“After the good year in 2010, everybody was chasing that dog last year,” Holmes said, talking about the big uptick in acreage and subsequent big dive in price.
Coming up next on ABC, “Chasing That Dog: The Sweet Onion Market Saga.”
And make sure you tune in tomorrow for “Spud Markets 2012: Back to the Future?”
The creation of United Potato Growers of America and its state-level affiliates did a good job for several years of lowering acreage and boosting long-sluggish markets.
Then yields went through the roof in 2009, and markets started to sink again.
But the yo-yo did what yo-yos do, and the 2010-11 season turned out to be one for the record books.
For long chunks of that season, prices for 50-pound cartons of russets flirted with or broke through the $20 ceiling.
Some shippers told me they had never seen prices so high for so long.
Alas, this is the potato market soap opera we’re talking about, so you can guess what happened in 2011-12. Production shot up 5% from the year before, and markets found their way south of $10 once again.
That’s not the end of the story, though.
While fresh volumes have been high and demand sluggish, french fry, dehy and other processing markets have started running out.
Everyone knows how much we all love fries. As a result, the Processing Giant has started stalking the fresh sheds, gobbling up everything in sight.
“It could send things spiraling out of control a little bit,” Kevin Stanger, senior vice president of sales and marketing for Idaho Falls, Idaho-based Wada Farms, told me.
“We don’t need $6 markets, but we also don’t need $30 markets. At $6 you’re losing your shirt, at $30 you’re shutting down demand.”

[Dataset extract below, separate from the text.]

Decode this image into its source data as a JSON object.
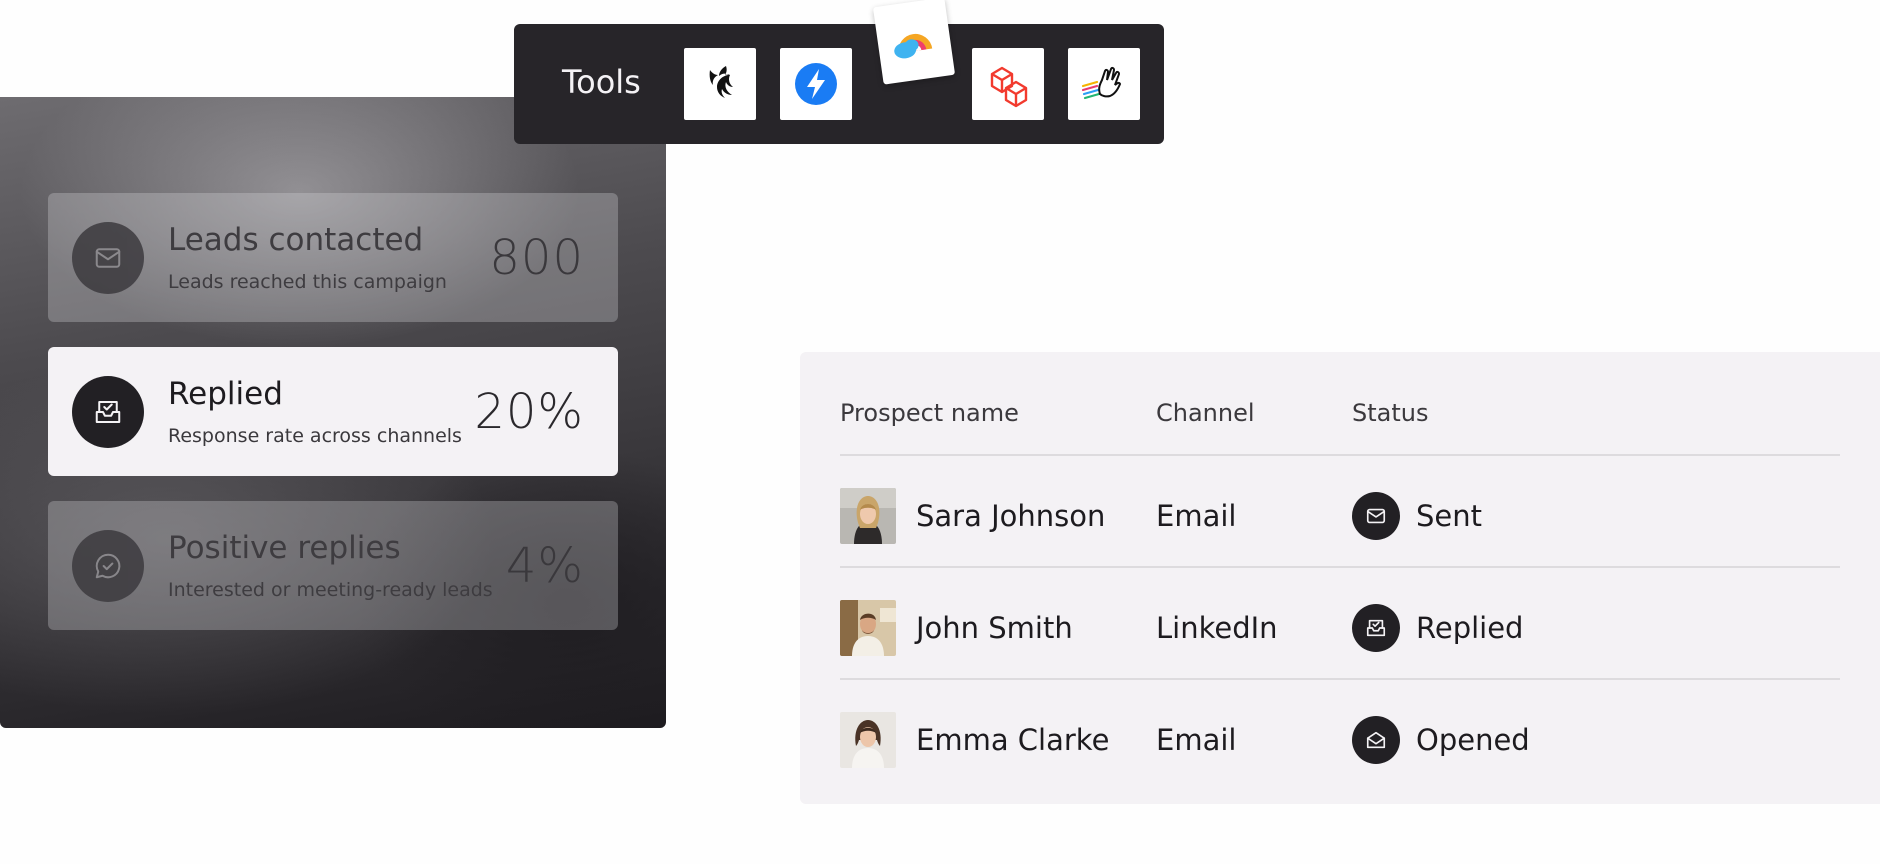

So there you have it. Just a couple more routine chapters in the lowly lives of the pedestrian potato and onion.